Editor's Picks

Whats the Right Thing to Say

Your child has started to walk and is on the way to explore new words. Your child’s learns his or her first words by interacting with you and other people in the family. By the second year, your child begins to understand more than what he or she can express. So be careful about what you say when your child is around.

Children who feel respected and valued are more likely to treat others with respect. So model the qualities you want to see in your child.

Here are a few things to keep in mind while talking to your child:

  • Politeness: Answer your child’s questions politely and respectfully.
    1. If you don’t have time, do not say, “I don’t have time now”. Instead say “Can I please answer it after I finish this.”


    2. If you don’t know the answer, don’t say, “I don’t know”, instead say, “Let’s find out together”.

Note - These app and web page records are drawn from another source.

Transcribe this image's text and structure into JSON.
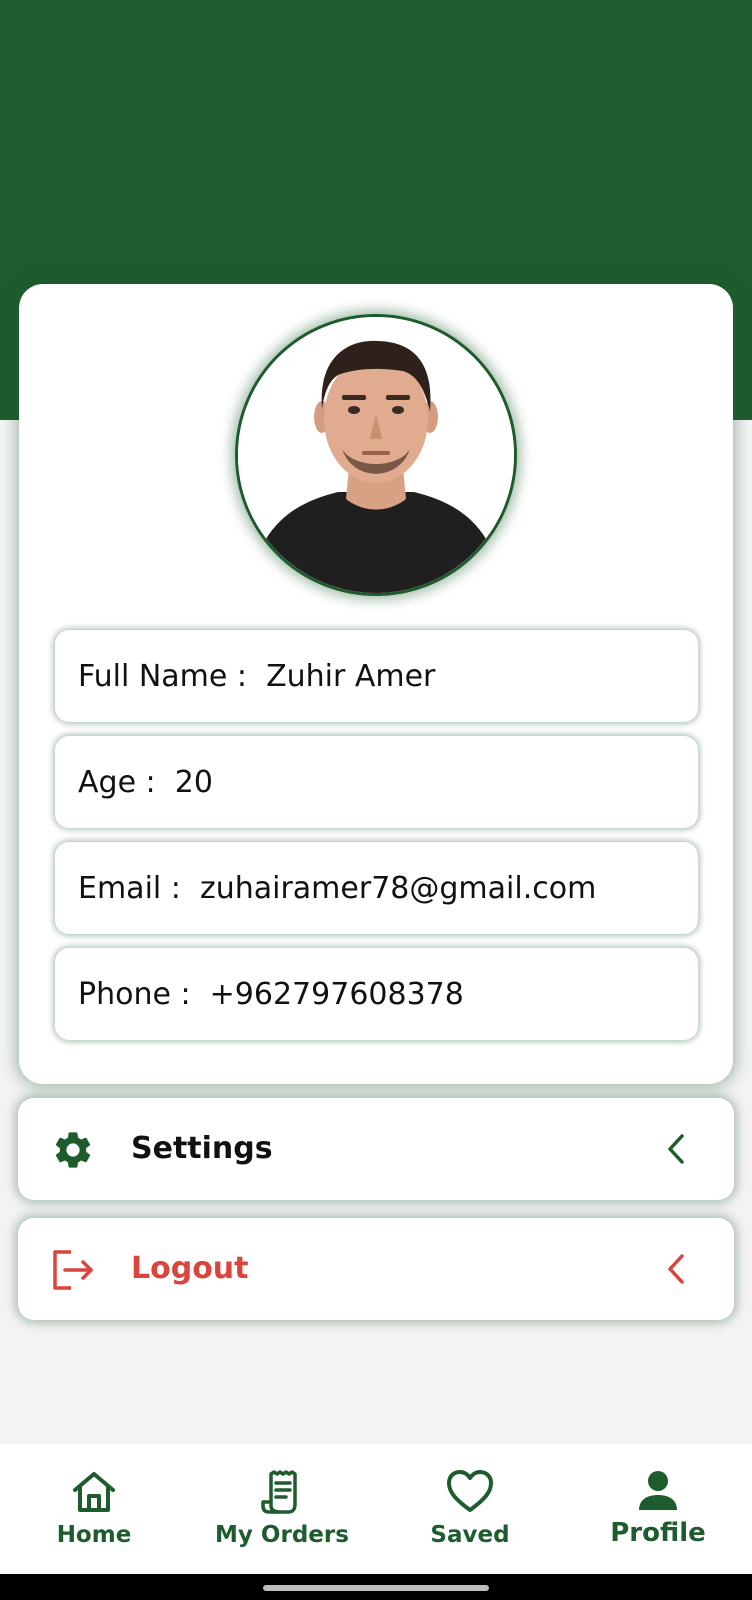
{
  "profile": {
    "fields": [
      {
        "label": "Full Name :",
        "value": "Zuhir Amer"
      },
      {
        "label": "Age :",
        "value": "20"
      },
      {
        "label": "Email :",
        "value": "zuhairamer78@gmail.com"
      },
      {
        "label": "Phone :",
        "value": "+962797608378"
      }
    ]
  },
  "menu": {
    "settings_label": "Settings",
    "logout_label": "Logout"
  },
  "nav": {
    "items": [
      {
        "label": "Home",
        "icon": "home-icon"
      },
      {
        "label": "My Orders",
        "icon": "orders-icon"
      },
      {
        "label": "Saved",
        "icon": "heart-icon"
      },
      {
        "label": "Profile",
        "icon": "person-icon",
        "active": true
      }
    ]
  },
  "colors": {
    "primary": "#1e5c2e",
    "danger": "#d9443c",
    "background": "#f3f3f3"
  }
}
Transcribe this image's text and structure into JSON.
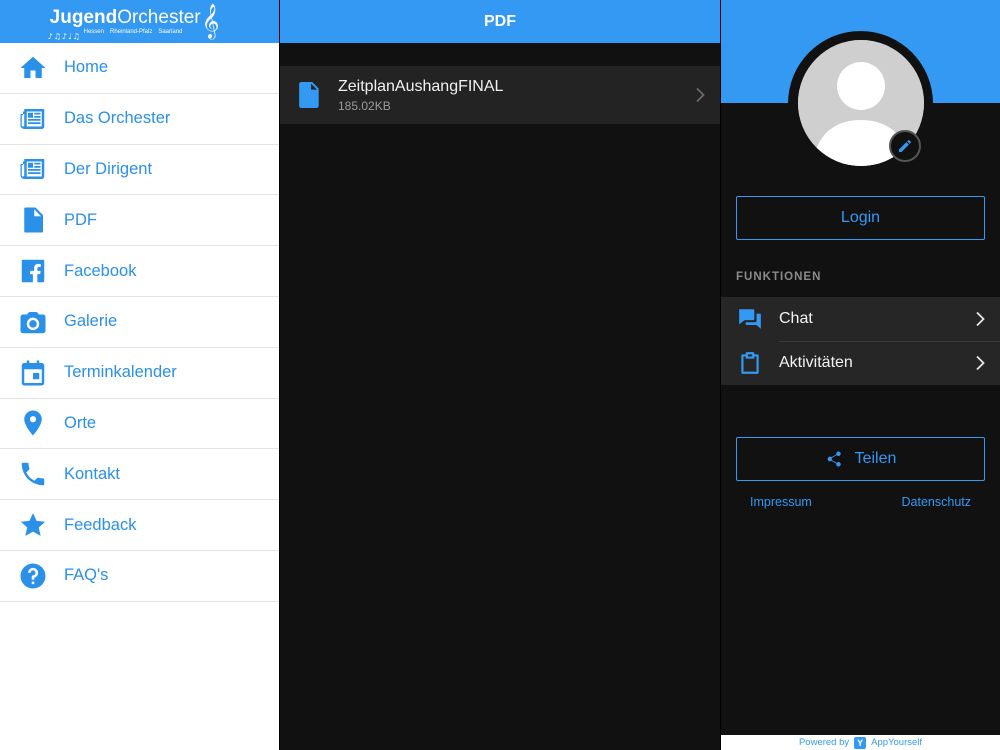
{
  "brand": {
    "logo_bold": "Jugend",
    "logo_regular": "Orchester",
    "regions": [
      "Hessen",
      "Rheinland-Pfalz",
      "Saarland"
    ]
  },
  "sidebar": {
    "items": [
      {
        "label": "Home",
        "icon": "home-icon"
      },
      {
        "label": "Das Orchester",
        "icon": "newspaper-icon"
      },
      {
        "label": "Der Dirigent",
        "icon": "newspaper-icon"
      },
      {
        "label": "PDF",
        "icon": "file-icon"
      },
      {
        "label": "Facebook",
        "icon": "facebook-icon"
      },
      {
        "label": "Galerie",
        "icon": "camera-icon"
      },
      {
        "label": "Terminkalender",
        "icon": "calendar-icon"
      },
      {
        "label": "Orte",
        "icon": "map-pin-icon"
      },
      {
        "label": "Kontakt",
        "icon": "phone-icon"
      },
      {
        "label": "Feedback",
        "icon": "star-icon"
      },
      {
        "label": "FAQ's",
        "icon": "question-icon"
      }
    ]
  },
  "main": {
    "title": "PDF",
    "files": [
      {
        "name": "ZeitplanAushangFINAL",
        "size": "185.02KB"
      }
    ]
  },
  "profile": {
    "login_label": "Login",
    "section_label": "FUNKTIONEN",
    "functions": [
      {
        "label": "Chat",
        "icon": "chat-icon"
      },
      {
        "label": "Aktivitäten",
        "icon": "clipboard-icon"
      }
    ],
    "share_label": "Teilen",
    "links": {
      "impressum": "Impressum",
      "datenschutz": "Datenschutz"
    },
    "powered_by": "Powered by",
    "powered_brand": "AppYourself"
  },
  "colors": {
    "accent": "#3399f3",
    "sidebar_text": "#2a90e8",
    "panel_bg": "#111111",
    "row_bg": "#232323"
  }
}
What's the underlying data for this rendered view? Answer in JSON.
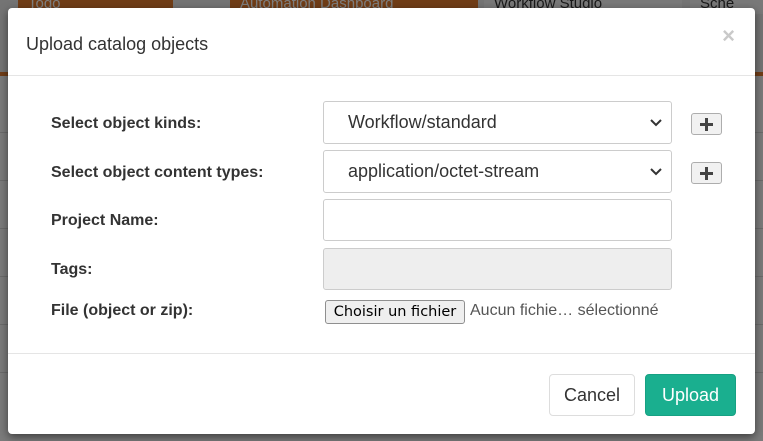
{
  "background": {
    "tabs": [
      "Todo",
      "Automation Dashboard",
      "Workflow Studio",
      "Sche"
    ]
  },
  "modal": {
    "title": "Upload catalog objects",
    "close_glyph": "×",
    "fields": {
      "object_kinds": {
        "label": "Select object kinds:",
        "value": "Workflow/standard"
      },
      "content_types": {
        "label": "Select object content types:",
        "value": "application/octet-stream"
      },
      "project_name": {
        "label": "Project Name:",
        "value": ""
      },
      "tags": {
        "label": "Tags:",
        "value": ""
      },
      "file": {
        "label": "File (object or zip):",
        "button_label": "Choisir un fichier",
        "status": "Aucun fichie… sélectionné"
      }
    },
    "buttons": {
      "cancel": "Cancel",
      "upload": "Upload"
    },
    "colors": {
      "upload_bg": "#1aaf8f",
      "accent_orange": "#e07a2e"
    }
  }
}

Such words make the child feel that he or she is a part of the process.

  • Saying No: Do not say “no” or “don’t” when your child asks you a question. Your child will repeat the same thing when you ask a question.
    1. Instead you may say, “let us think about it”.
    2. Instead of saying, “don’t do this”, say, “ let’s do something else”.
  • Arguments: Arguments between couples is common and natural. But if you argue in front of your children, be sure to make up in front of them too. This gives them a sense of security and teaches them that conflicts may happen, but can be resolved.
  • Stereotypes: Avoid calling names and making jokes that create stereotypes in your child’s mind about gender, religion, or body size. For example, avoid saying:
    1. “That fat boy in your class”.
    2. “That dark girl has a weird accent”.

Help your child value differences and respect others feelings.

  • Abuse: Do not abuse anyone in front of your child. It will make him or her think that this is the right way to call the person whomever you are abusing.
  • Negative Phrases: Do not use negative phrases such as:
    1. “You will never learn”
    2. “You are hopeless”
    3. “You are a bad girl”

This will make the child feel ashamed and also instill feelings of anger in him or her.

Always keep the communication with your child respectful and positive. This will reinforce feelings of compliance, respect and tolerance in your child. Happy parenting!

Share on Share on facebook google
Rate this article

Ask an Expert
Meal Planner